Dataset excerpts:
--------------------------------
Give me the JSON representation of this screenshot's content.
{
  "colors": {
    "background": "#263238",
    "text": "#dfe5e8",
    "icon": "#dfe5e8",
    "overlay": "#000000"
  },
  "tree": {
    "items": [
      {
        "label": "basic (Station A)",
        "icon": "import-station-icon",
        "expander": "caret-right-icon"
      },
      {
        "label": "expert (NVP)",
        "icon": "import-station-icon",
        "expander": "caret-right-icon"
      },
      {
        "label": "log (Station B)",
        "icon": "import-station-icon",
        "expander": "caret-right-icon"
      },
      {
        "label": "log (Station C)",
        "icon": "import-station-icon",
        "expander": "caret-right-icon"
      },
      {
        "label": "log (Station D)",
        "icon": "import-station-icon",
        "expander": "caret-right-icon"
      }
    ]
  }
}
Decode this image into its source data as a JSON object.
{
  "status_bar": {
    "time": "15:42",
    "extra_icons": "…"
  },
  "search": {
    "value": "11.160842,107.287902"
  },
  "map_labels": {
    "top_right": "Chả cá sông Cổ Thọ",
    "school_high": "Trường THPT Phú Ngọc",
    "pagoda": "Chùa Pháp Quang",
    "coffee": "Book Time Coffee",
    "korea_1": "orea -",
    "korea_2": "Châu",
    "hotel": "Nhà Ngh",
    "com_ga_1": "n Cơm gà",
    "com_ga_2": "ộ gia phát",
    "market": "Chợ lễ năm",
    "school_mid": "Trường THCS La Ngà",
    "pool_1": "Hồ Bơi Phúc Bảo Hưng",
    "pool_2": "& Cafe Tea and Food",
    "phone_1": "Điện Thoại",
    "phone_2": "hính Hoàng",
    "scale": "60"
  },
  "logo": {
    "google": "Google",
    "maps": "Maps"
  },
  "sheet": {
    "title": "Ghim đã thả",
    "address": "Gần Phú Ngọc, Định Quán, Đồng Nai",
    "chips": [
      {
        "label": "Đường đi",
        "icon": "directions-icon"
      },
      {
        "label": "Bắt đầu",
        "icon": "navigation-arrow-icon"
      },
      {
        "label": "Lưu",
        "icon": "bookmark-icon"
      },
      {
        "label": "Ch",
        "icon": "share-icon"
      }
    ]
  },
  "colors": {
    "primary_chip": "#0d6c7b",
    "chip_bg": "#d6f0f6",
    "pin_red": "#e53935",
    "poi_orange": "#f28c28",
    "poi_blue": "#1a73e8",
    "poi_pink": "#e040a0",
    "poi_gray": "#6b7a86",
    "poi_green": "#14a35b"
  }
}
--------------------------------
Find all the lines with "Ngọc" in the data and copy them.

    "school_high": "Trường THPT Phú Ngọc",
    "address": "Gần Phú Ngọc, Định Quán, Đồng Nai",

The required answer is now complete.